> YOUR INSTRUCTIONS
Determine how many lines of the listing contain the word "avatar". The reply is that number alone.

> SUPPLIED DATA
+ + + + +

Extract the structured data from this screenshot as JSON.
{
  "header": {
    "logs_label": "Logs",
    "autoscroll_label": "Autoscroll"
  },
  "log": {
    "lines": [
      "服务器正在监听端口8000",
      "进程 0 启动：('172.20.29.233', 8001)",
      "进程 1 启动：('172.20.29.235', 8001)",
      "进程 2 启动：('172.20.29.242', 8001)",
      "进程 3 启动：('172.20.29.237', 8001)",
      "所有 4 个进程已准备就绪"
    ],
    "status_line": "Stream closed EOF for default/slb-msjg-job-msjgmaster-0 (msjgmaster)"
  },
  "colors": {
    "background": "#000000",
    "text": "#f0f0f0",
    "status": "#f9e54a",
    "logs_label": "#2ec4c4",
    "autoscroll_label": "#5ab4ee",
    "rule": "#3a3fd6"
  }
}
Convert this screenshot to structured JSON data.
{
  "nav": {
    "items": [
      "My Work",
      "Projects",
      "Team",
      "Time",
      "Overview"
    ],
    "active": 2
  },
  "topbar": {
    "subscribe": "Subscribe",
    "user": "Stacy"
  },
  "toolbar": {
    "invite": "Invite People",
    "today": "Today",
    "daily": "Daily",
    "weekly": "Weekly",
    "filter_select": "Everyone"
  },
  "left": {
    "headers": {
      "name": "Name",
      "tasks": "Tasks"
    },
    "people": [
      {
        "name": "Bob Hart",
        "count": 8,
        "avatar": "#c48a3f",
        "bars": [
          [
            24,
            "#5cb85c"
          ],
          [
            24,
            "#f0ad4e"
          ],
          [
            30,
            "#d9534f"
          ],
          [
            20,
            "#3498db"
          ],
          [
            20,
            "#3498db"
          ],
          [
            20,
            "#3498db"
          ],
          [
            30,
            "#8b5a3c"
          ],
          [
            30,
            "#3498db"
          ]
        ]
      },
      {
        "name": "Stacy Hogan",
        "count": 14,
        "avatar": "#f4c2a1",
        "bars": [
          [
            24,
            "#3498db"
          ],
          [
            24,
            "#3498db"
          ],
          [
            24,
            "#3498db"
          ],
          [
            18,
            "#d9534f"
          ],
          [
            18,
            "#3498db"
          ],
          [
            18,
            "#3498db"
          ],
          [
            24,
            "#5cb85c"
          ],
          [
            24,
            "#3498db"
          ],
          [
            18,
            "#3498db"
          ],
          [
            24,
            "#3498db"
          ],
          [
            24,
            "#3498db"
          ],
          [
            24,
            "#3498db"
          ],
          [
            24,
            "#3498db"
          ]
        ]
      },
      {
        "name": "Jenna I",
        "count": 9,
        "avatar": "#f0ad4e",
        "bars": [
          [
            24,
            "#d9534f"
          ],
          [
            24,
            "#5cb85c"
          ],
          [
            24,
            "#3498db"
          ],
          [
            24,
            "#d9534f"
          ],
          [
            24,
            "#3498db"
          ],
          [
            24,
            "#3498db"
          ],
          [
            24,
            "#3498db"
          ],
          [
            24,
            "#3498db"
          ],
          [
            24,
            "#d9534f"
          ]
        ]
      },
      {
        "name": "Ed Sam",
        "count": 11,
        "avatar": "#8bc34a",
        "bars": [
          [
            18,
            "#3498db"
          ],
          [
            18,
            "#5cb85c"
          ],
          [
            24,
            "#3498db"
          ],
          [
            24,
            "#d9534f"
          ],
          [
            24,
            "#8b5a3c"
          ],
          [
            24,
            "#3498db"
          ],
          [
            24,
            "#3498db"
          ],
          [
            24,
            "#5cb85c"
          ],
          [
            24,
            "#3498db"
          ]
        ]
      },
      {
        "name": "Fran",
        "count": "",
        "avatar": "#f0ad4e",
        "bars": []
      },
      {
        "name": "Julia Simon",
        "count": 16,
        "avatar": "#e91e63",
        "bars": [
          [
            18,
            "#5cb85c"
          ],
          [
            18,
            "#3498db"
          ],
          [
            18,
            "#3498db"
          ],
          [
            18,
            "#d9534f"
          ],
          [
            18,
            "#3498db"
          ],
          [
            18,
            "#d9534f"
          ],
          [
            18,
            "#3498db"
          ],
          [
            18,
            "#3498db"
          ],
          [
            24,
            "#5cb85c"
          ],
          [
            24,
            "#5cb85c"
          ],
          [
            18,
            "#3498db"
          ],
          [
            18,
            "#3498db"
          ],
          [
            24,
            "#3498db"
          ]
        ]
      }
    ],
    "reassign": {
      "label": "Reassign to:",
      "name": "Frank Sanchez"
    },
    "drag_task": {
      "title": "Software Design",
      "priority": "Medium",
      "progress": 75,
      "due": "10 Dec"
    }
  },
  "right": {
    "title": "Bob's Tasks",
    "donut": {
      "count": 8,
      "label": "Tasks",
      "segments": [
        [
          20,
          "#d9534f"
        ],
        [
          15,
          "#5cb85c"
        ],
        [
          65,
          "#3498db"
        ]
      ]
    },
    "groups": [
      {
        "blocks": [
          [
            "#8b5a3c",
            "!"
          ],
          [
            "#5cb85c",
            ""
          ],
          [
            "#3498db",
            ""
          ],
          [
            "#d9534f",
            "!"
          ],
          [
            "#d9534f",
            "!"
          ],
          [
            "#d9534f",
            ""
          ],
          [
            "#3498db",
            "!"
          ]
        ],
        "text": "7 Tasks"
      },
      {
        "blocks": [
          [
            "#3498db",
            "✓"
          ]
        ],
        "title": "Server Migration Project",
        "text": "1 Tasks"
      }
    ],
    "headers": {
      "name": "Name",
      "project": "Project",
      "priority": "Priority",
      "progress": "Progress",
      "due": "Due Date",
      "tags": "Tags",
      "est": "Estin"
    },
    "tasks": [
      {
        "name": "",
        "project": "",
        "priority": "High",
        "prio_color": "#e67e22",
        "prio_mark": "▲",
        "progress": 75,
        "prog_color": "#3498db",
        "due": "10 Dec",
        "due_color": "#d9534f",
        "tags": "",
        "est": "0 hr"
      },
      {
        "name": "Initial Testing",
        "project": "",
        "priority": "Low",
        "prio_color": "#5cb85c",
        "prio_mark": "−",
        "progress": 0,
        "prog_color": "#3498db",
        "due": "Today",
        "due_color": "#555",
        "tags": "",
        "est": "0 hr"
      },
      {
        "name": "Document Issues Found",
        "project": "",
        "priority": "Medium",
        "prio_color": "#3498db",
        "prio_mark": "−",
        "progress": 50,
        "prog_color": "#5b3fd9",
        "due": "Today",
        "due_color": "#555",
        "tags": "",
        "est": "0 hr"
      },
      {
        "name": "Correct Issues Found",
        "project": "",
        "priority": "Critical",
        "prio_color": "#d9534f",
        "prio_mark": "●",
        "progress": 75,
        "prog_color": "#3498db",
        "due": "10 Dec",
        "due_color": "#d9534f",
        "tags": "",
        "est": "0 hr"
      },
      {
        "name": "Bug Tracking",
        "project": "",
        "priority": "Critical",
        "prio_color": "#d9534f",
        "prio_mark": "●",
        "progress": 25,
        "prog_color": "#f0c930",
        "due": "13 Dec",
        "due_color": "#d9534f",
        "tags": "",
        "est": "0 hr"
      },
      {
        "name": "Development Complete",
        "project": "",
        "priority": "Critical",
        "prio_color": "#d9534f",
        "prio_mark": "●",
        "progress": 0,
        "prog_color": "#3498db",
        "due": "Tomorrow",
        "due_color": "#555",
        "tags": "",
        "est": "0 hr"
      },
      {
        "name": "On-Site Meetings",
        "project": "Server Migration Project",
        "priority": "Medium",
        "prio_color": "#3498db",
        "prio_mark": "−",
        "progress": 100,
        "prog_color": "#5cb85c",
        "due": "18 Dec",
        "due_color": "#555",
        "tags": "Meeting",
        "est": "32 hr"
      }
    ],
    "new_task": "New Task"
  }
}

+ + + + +

> ANSWER SECTION
6